There are no generic Christians and that moms are getting stuck with generic identification inhibits the disciple-making and fellowship of the church. While our faith represents for us the only worldview that believes in a personal God in touch with the intimate details of our lives, our church life often communicates otherwise. Caryn implores us to adopt a refreshing alternative:

"We love who your kids are, and we love who you are. We can't wait to see what God has in store for you. We know that your gifts, your personality, your passions, and your whole self can enhance this community."

Mama's Got a Fake I.D. will give you the courage to be who you are, not because you have any particular rights or demands that ought to be heard, but because God created you to serve your family and the body of Christ in very unique ways. Generic products have come a long way over the years, but the labels simply hide the essence of the product within. This book is as much for the church as it is for women who might be struggling with their own identity, or wondering if it is ok for them to retain the gifts and interests God has poured into them. WFC

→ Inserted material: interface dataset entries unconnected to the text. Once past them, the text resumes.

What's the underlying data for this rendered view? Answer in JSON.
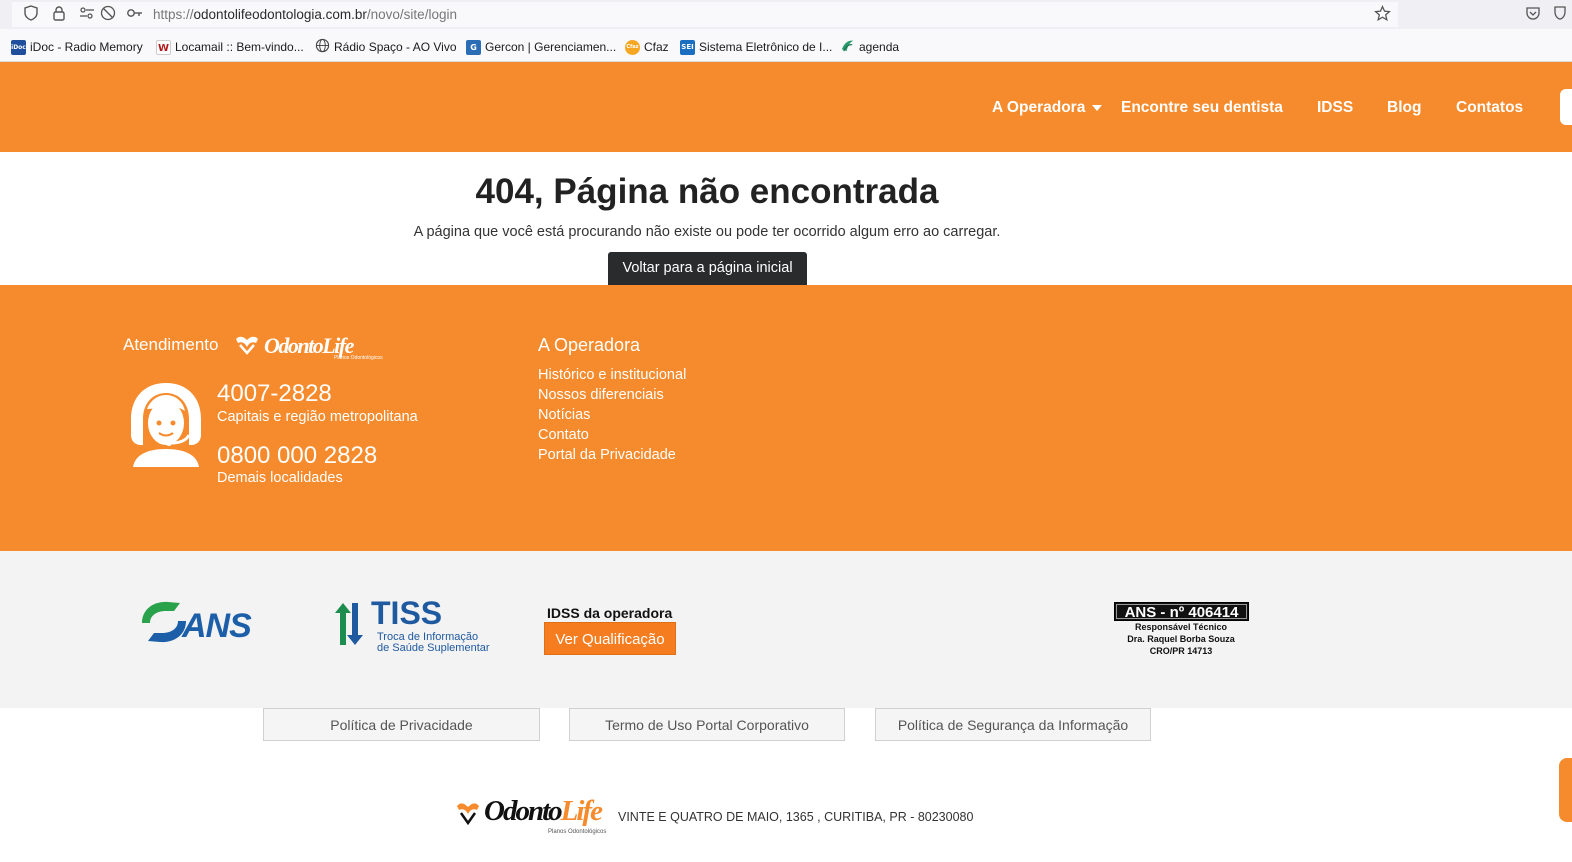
{
  "browser": {
    "url_scheme": "https://",
    "url_host": "odontolifeodontologia.com.br",
    "url_path": "/novo/site/login",
    "bookmarks": [
      {
        "label": "iDoc - Radio Memory",
        "color": "#1f4e9c",
        "glyph": "iDoc"
      },
      {
        "label": "Locamail :: Bem-vindo...",
        "color": "#ffffff",
        "glyph": "W"
      },
      {
        "label": "Rádio Spaço - AO Vivo",
        "color": "#ffffff",
        "glyph": "globe"
      },
      {
        "label": "Gercon | Gerenciamen...",
        "color": "#2a6db5",
        "glyph": "G"
      },
      {
        "label": "Cfaz",
        "color": "#f5a623",
        "glyph": "Cfaz"
      },
      {
        "label": "Sistema Eletrônico de I...",
        "color": "#1a6fc0",
        "glyph": "SEI"
      },
      {
        "label": "agenda",
        "color": "#ffffff",
        "glyph": "agenda"
      }
    ]
  },
  "nav": {
    "items": [
      "A Operadora",
      "Encontre seu dentista",
      "IDSS",
      "Blog",
      "Contatos"
    ]
  },
  "error": {
    "title": "404, Página não encontrada",
    "message": "A página que você está procurando não existe ou pode ter ocorrido algum erro ao carregar.",
    "button": "Voltar para a página inicial"
  },
  "footer": {
    "attendance_label": "Atendimento",
    "logo_text": "OdontoLife",
    "logo_sub": "Planos Odontológicos",
    "phone1": "4007-2828",
    "phone1_caption": "Capitais e região metropolitana",
    "phone2": "0800 000 2828",
    "phone2_caption": "Demais localidades",
    "operadora_title": "A Operadora",
    "operadora_links": [
      "Histórico e institucional",
      "Nossos diferenciais",
      "Notícias",
      "Contato",
      "Portal da Privacidade"
    ]
  },
  "partners": {
    "ans_text": "ANS",
    "tiss_title": "TISS",
    "tiss_line1": "Troca de Informação",
    "tiss_line2": "de Saúde Suplementar",
    "idss_title": "IDSS da operadora",
    "idss_button": "Ver Qualificação",
    "ans_number": "ANS - nº 406414",
    "resp_line1": "Responsável Técnico",
    "resp_line2": "Dra. Raquel Borba Souza",
    "resp_line3": "CRO/PR 14713"
  },
  "legal": {
    "links": [
      "Política de Privacidade",
      "Termo de Uso Portal Corporativo",
      "Política de Segurança da Informação"
    ],
    "address": "VINTE E QUATRO DE MAIO, 1365 , CURITIBA, PR - 80230080",
    "logo_odonto": "Odonto",
    "logo_life": "Life",
    "logo_sub": "Planos Odontológicos"
  },
  "colors": {
    "brand_orange": "#f68b2d",
    "ans_green": "#2aa14b",
    "ans_blue": "#1c5fa8",
    "tiss_green": "#1d8d4f",
    "tiss_blue": "#1f5aa0"
  }
}
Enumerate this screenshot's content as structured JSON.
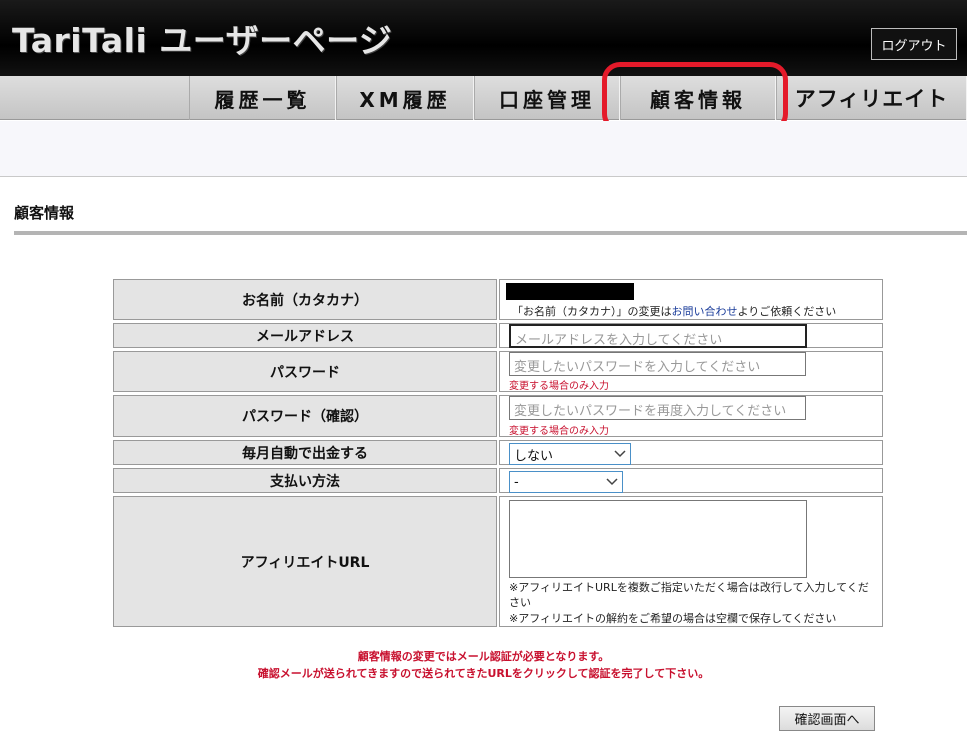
{
  "header": {
    "site_title": "TariTali ユーザーページ",
    "logout_label": "ログアウト"
  },
  "nav": {
    "items": [
      {
        "label": "履歴一覧"
      },
      {
        "label": "XM履歴"
      },
      {
        "label": "口座管理"
      },
      {
        "label": "顧客情報"
      },
      {
        "label": "アフィリエイト"
      }
    ],
    "highlight_color": "#e41a2a"
  },
  "section": {
    "title": "顧客情報"
  },
  "form": {
    "name": {
      "label": "お名前（カタカナ）",
      "note_prefix": "「お名前（カタカナ）」の変更は",
      "note_link": "お問い合わせ",
      "note_suffix": "よりご依頼ください"
    },
    "email": {
      "label": "メールアドレス",
      "placeholder": "メールアドレスを入力してください"
    },
    "password": {
      "label": "パスワード",
      "placeholder": "変更したいパスワードを入力してください",
      "hint": "変更する場合のみ入力"
    },
    "password_confirm": {
      "label": "パスワード（確認）",
      "placeholder": "変更したいパスワードを再度入力してください",
      "hint": "変更する場合のみ入力"
    },
    "auto_withdraw": {
      "label": "毎月自動で出金する",
      "selected": "しない"
    },
    "payment_method": {
      "label": "支払い方法",
      "selected": "-"
    },
    "affiliate_url": {
      "label": "アフィリエイトURL",
      "note1": "※アフィリエイトURLを複数ご指定いただく場合は改行して入力してください",
      "note2": "※アフィリエイトの解約をご希望の場合は空欄で保存してください"
    }
  },
  "notice": {
    "line1": "顧客情報の変更ではメール認証が必要となります。",
    "line2": "確認メールが送られてきますので送られてきたURLをクリックして認証を完了して下さい。"
  },
  "confirm_button_label": "確認画面へ"
}
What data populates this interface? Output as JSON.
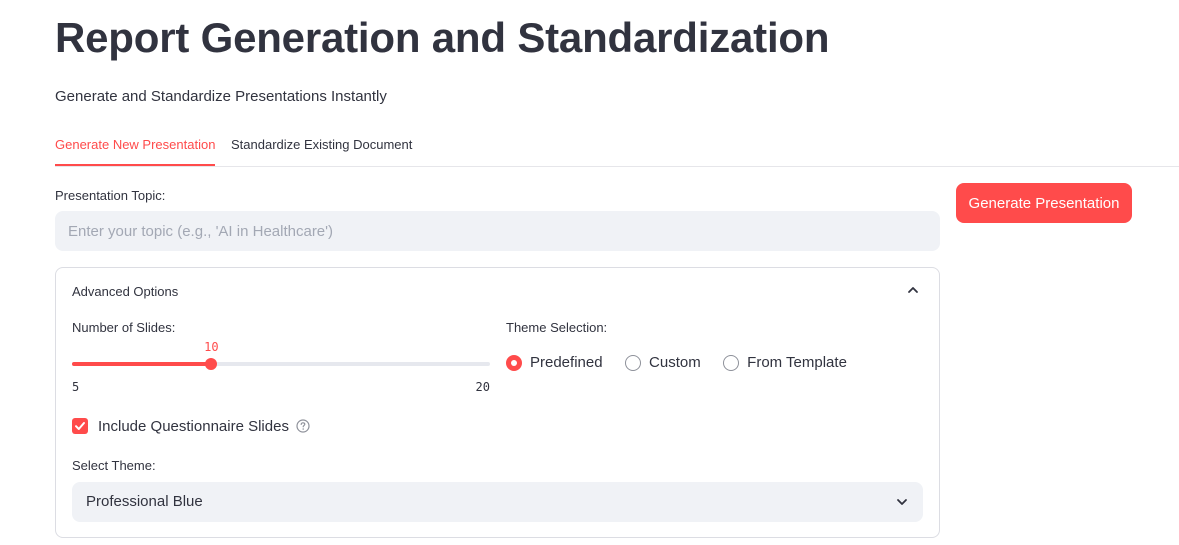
{
  "page": {
    "title": "Report Generation and Standardization",
    "subtitle": "Generate and Standardize Presentations Instantly"
  },
  "tabs": [
    {
      "label": "Generate New Presentation",
      "active": true
    },
    {
      "label": "Standardize Existing Document",
      "active": false
    }
  ],
  "topic": {
    "label": "Presentation Topic:",
    "placeholder": "Enter your topic (e.g., 'AI in Healthcare')",
    "value": ""
  },
  "generate_button": {
    "label": "Generate Presentation"
  },
  "advanced": {
    "title": "Advanced Options",
    "expanded": true,
    "slides": {
      "label": "Number of Slides:",
      "value": 10,
      "min": 5,
      "max": 20
    },
    "theme_selection": {
      "label": "Theme Selection:",
      "options": [
        "Predefined",
        "Custom",
        "From Template"
      ],
      "selected": "Predefined"
    },
    "questionnaire": {
      "label": "Include Questionnaire Slides",
      "checked": true
    },
    "select_theme": {
      "label": "Select Theme:",
      "value": "Professional Blue"
    }
  },
  "icons": {
    "expander_toggle": "chevron-up-icon",
    "select_toggle": "chevron-down-icon",
    "help": "help-circle-icon",
    "check": "check-icon"
  },
  "colors": {
    "accent": "#ff4b4b",
    "text": "#31333f",
    "input_bg": "#f0f2f6",
    "border": "#dcdde3"
  }
}
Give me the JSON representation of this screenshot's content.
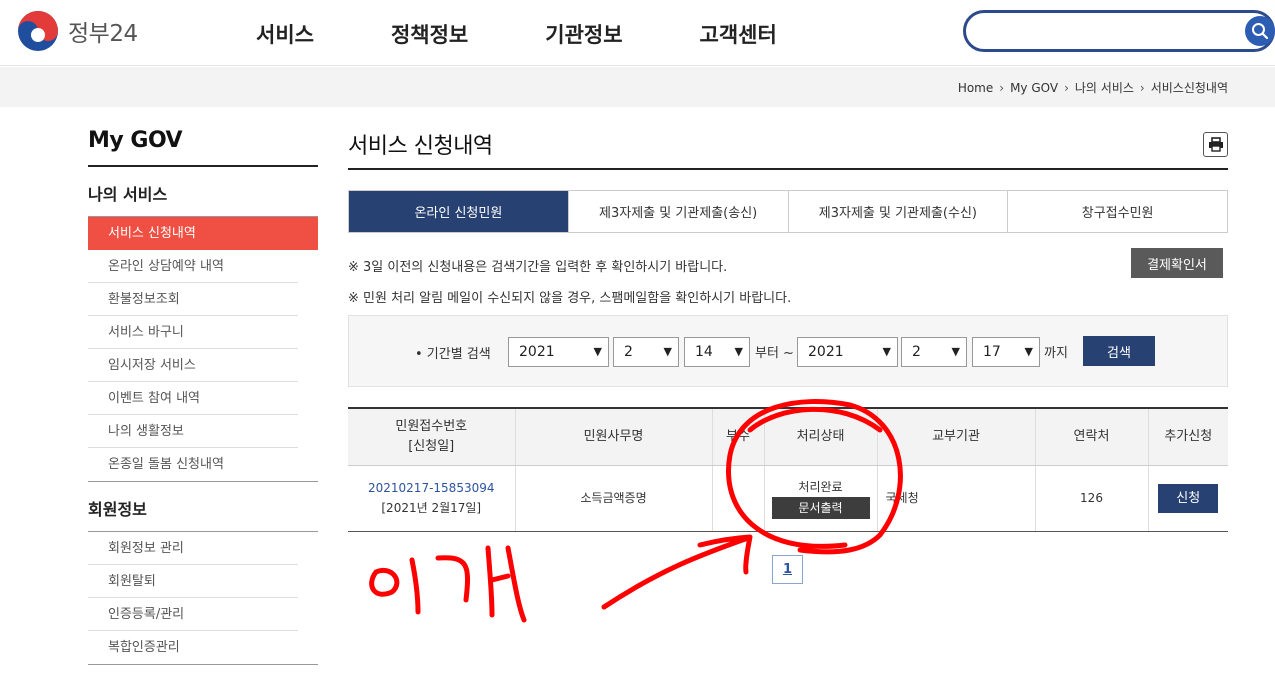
{
  "header": {
    "logo_text": "정부24",
    "nav": [
      "서비스",
      "정책정보",
      "기관정보",
      "고객센터"
    ],
    "search_placeholder": ""
  },
  "breadcrumb": [
    "Home",
    "My GOV",
    "나의 서비스",
    "서비스신청내역"
  ],
  "sidebar": {
    "title": "My GOV",
    "section1": "나의 서비스",
    "items1": [
      "서비스 신청내역",
      "온라인 상담예약 내역",
      "환불정보조회",
      "서비스 바구니",
      "임시저장 서비스",
      "이벤트 참여 내역",
      "나의 생활정보",
      "온종일 돌봄 신청내역"
    ],
    "section2": "회원정보",
    "items2": [
      "회원정보 관리",
      "회원탈퇴",
      "인증등록/관리",
      "복합인증관리"
    ]
  },
  "main": {
    "title": "서비스 신청내역",
    "tabs": [
      "온라인 신청민원",
      "제3자제출 및 기관제출(송신)",
      "제3자제출 및 기관제출(수신)",
      "창구접수민원"
    ],
    "notice1": "※ 3일 이전의 신청내용은 검색기간을 입력한 후 확인하시기 바랍니다.",
    "notice2": "※ 민원 처리 알림 메일이 수신되지 않을 경우, 스팸메일함을 확인하시기 바랍니다.",
    "receipt_button": "결제확인서",
    "filter": {
      "label": "• 기간별 검색",
      "from_year": "2021",
      "from_month": "2",
      "from_day": "14",
      "from_text": "부터 ~",
      "to_year": "2021",
      "to_month": "2",
      "to_day": "17",
      "to_text": "까지",
      "search_button": "검색"
    },
    "table": {
      "headers": [
        "민원접수번호",
        "[신청일]",
        "민원사무명",
        "부수",
        "처리상태",
        "교부기관",
        "연락처",
        "추가신청"
      ],
      "row": {
        "receipt_no": "20210217-15853094",
        "date": "[2021년 2월17일]",
        "service_name": "소득금액증명",
        "copies": "",
        "status": "처리완료",
        "print_button": "문서출력",
        "agency": "국세청",
        "contact": "126",
        "apply_button": "신청"
      }
    },
    "page": "1"
  },
  "annotation": {
    "color": "#ff0000",
    "text": "이거"
  }
}
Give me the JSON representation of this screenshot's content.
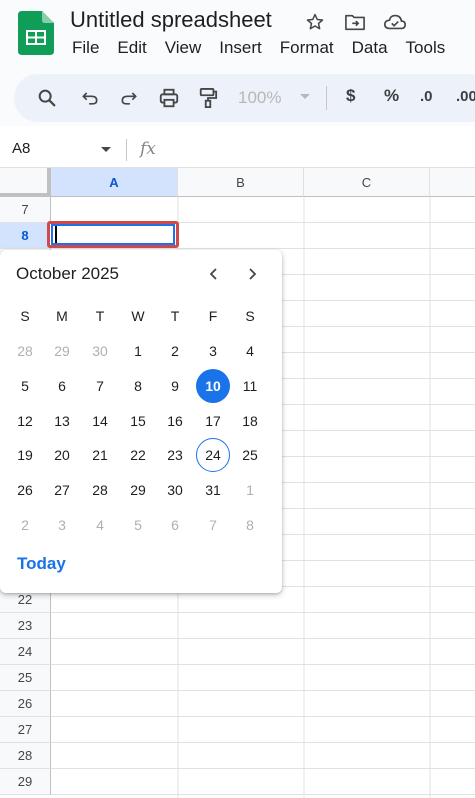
{
  "app": {
    "doc_title": "Untitled spreadsheet",
    "menu": [
      "File",
      "Edit",
      "View",
      "Insert",
      "Format",
      "Data",
      "Tools"
    ],
    "brand_color": "#0f9d58"
  },
  "toolbar": {
    "zoom": "100%",
    "currency": "$",
    "percent": "%",
    "decrease_decimal": ".0",
    "increase_decimal": ".00"
  },
  "formula_bar": {
    "name_box": "A8",
    "fx": "fx"
  },
  "grid": {
    "columns": [
      "A",
      "B",
      "C"
    ],
    "rows_top": [
      "7",
      "8"
    ],
    "rows_bottom": [
      "22",
      "23",
      "24",
      "25",
      "26",
      "27",
      "28",
      "29"
    ]
  },
  "datepicker": {
    "month_label": "October 2025",
    "weekdays": [
      "S",
      "M",
      "T",
      "W",
      "T",
      "F",
      "S"
    ],
    "weeks": [
      [
        "28",
        "29",
        "30",
        "1",
        "2",
        "3",
        "4"
      ],
      [
        "5",
        "6",
        "7",
        "8",
        "9",
        "10",
        "11"
      ],
      [
        "12",
        "13",
        "14",
        "15",
        "16",
        "17",
        "18"
      ],
      [
        "19",
        "20",
        "21",
        "22",
        "23",
        "24",
        "25"
      ],
      [
        "26",
        "27",
        "28",
        "29",
        "30",
        "31",
        "1"
      ],
      [
        "2",
        "3",
        "4",
        "5",
        "6",
        "7",
        "8"
      ]
    ],
    "selected_day": "10",
    "today_day": "24",
    "today_button": "Today",
    "accent_color": "#1a73e8"
  }
}
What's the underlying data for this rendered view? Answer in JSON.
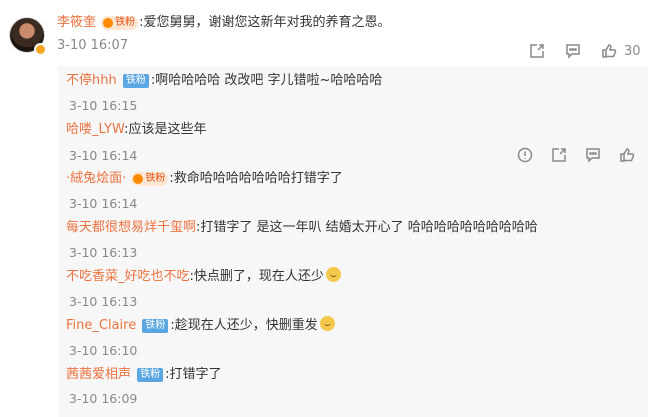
{
  "main": {
    "author": "李筱奎",
    "badge_gold": "铁粉",
    "text": ":爱您舅舅，谢谢您这新年对我的养育之恩。",
    "time": "3-10 16:07",
    "like_count": "30"
  },
  "replies": [
    {
      "name": "不停hhh",
      "badge": "铁粉",
      "text": ":啊哈哈哈哈 改改吧 字儿错啦~哈哈哈哈",
      "time": "3-10 16:15"
    },
    {
      "name": "哈喽_LYW",
      "badge": "",
      "text": ":应该是这些年",
      "time": "3-10 16:14"
    },
    {
      "name": "·絨兔烩面·",
      "badge": "铁粉",
      "text": ":救命哈哈哈哈哈哈哈打错字了",
      "time": "3-10 16:14"
    },
    {
      "name": "每天都很想易烊千玺啊",
      "badge": "",
      "text": ":打错字了 是这一年叭 结婚太开心了 哈哈哈哈哈哈哈哈哈哈",
      "time": "3-10 16:13"
    },
    {
      "name": "不吃香菜_好吃也不吃",
      "badge": "",
      "text": ":快点删了，现在人还少",
      "time": "3-10 16:13"
    },
    {
      "name": "Fine_Claire",
      "badge": "铁粉",
      "text": ":趁现在人还少，快删重发",
      "time": "3-10 16:10"
    },
    {
      "name": "茜茜爱相声",
      "badge": "铁粉",
      "text": ":打错字了",
      "time": "3-10 16:09"
    }
  ]
}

April 9, 2009

Secularism Need not be the Death Knell of Christianity

Newsweek’s proclamation of The End of Christian America leaves a sense of despair in the minds of many Christ-followers this Holy Week. We have heard President Obama state recently that America is neither a Christian or Muslim country, and now we read in the 2009 American Religious Identification Survey (ARIS) that the percentage of individuals claiming no religious affiliation has almost doubled. But there is more. The northeast quadrant of the United States is identified by the survey as a new “stronghold for the religiously unidentified.” This is not entirely unexpected as we have seen the ongoing decline of religious influence in academic institutions located in this region, institutions that were originally established to some extent to advance God’s Kingdom. And the concentration of liberal politicians in this region of the country has been noticeable for many years.

Observing that the momentum of the current political climate is resulting in a greater secularization of the American mind, I suspect that the numbers presented in this ARIS report will likely increase in the next five years. As Christian doctors continue to have their right of conscience threatened, as institutions like Notre Dame make an impractical distinction between the office of President and his ideology, and as common, every day believers hand over their religious freedom of expression for a mythical notion of neutral language and practice, I think we will see these numbers increase throughout the country. But this is not the end of Christianity and God is not dead. America may no longer be easily identified as a “Christian nation,” but the work of the church has not ceased.

American Christians do not really know what it means to be persecuted. Yet on a relative scale, I do believe that the infractions against conservative religious voices will motivate an uprising of American Christians willing to challenge the rising tide of intolerance. The question for Christian conservatives is, are we willing to work harder AND smarter to impact individual’s lives that will ultimately have an impact on the overall worldview of our society? In theory, we are all willing, but are we willing to stake our lives and reputation on an explicit expression of the Christian worldview? Perhaps we can even take some responsibility for the problem of secularization for preferring a godless conservative language and approach over that which is consistently and unabashedly Christian. That is not a battle between the conservative vs. the secular, but the Christian vs the secular.